When I think about blueberry pie in summer, I think about my father loading us into the forest green station wagon at the ungodly hour of 6 am, with the sole purpose of getting on the road before rush hour traffic. No matter how you sliced it, Maine was eight hours away and for the passenger wedged between a Coleman cooler and the ‘way back’ seat, it was interminable. We seemed to manage without water bottles or juice boxes, relying instead on cold water dispensed into Dixie cups from an unwieldy thermos. Our navigation system consisted of a series of AAA paper maps, folded neatly and secured in the glove compartment. My father was well acquainted with every thruway and turnpike, beltway and parkway, only asking my mother to pull out the map when an unforeseen traffic incident snarled his plans. He rolled the window down periodically to feed the tollbooths with coins easily accessible from the unused ashtray. The radio stations vacillated between up to the minute traffic reports and easy listening. Occasionally, my mother would lean over and change the dial to a contemporary station. We stopped infrequently along the way; once for a picnic lunch, once to fill the thirsty car with gas, and mid-afternoon for gravity defying scoops of ice cream perched high atop sugar cones. For more years than I can count, the sole purpose of our trip was Visiting Day/Parents Weekend at the summer camp my brothers attended.

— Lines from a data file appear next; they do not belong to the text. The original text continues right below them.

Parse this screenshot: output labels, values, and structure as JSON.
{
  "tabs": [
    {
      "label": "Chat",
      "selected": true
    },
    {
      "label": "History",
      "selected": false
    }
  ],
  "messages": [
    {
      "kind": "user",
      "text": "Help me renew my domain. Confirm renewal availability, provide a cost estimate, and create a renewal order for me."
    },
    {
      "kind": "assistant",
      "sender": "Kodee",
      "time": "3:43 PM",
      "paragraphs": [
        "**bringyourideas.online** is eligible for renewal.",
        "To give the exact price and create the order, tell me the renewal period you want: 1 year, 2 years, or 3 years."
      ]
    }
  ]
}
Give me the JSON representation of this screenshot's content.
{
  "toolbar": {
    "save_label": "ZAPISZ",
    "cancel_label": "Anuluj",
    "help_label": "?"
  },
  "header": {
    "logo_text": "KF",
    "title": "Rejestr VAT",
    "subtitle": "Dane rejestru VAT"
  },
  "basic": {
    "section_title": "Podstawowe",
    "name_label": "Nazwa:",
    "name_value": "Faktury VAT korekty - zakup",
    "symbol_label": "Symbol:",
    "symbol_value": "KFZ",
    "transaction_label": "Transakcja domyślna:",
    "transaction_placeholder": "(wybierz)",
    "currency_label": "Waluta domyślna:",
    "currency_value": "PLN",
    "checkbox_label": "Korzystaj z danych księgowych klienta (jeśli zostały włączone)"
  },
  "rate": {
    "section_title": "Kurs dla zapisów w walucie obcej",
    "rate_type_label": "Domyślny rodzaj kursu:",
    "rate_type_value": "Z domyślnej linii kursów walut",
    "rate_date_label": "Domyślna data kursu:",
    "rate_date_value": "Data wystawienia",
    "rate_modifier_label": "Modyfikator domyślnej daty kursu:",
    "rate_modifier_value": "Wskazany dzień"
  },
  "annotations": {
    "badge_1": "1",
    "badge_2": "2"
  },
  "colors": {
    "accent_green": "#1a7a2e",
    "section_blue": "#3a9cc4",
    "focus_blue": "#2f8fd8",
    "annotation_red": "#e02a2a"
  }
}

My sleep-away camp experience was less successful; an eight-week stint in the Maine woods left me more homesick than emancipated, with no hankering to return. In between lake swims, non-competitive sports, and skit night, we hiked along trails cushioned with pine needles, edged in sun-dappled ferns. One of our counselors was a botanist, keen on identifying plant-life while steering us clear of poisonous shrubs and ivy. Guiding us towards meandering clusters of wild Maine blueberries, we ate them by the handfuls, dotting our fingers and our white middy blouses in violet. We were foragers way ahead of our time. The berries were both vibrantly sweet and tart, much like the candy options available from the camp’s daily canteen. Sprawled across my bunk popping Sweet-Tarts into my mouth, I wrote letters to my parents imploring them to let me come home. In return, my mother’s letters were breezy and newsy, reminding me how much I would miss camp when it ended. My father simply wrote in his signature scrawl; “I miss you but remember, life is a series of adjustments.” He was right.
To this day, a Maine license plate still causes a double-edged tinge of homesickness and carsickness. After years of little adjustments however, a trip to ‘Vacationland’ is a much welcome respite. It also boasts quart containers of wild blueberries begging to be consumed.
A really fine slice of blueberry pie made with wild Maine berries conjures summer camp in the very first forkful. It is a totally different pie experience than the plump cultivated, (“highbush”) berries suspended in sugar and Minute tapioca that most of us grew up with. When faced with an empty pie shell and 6 cups of blues, I am always reminded that blueberry pie in particular is tricky business, a balancing act of sweetness and thickener, capable of standing up to a fork, yet saucy enough to spill across a dessert plate. The collision of warm berries against a pool of melting vanilla ice cream, all tangled up between a flaky pie crust epitomizes summer, but it’s challenging to execute successfully. Just back from a road trip to ‘Vacationland,’ I’ve opted for the least bit of intervention between wild Maine blueberries and my pie plate. Combining them with a shy amount of sweetener and just enough thickener to contain the juices, the berries are topped with rich biscuit dough and baked until bubbly. Had my father been joining me, he would have insisted on dousing the cobbled biscuits and fruit with pouring cream. Like father, like daughter.
Professional Pie-isms & Seasonal Sarcasm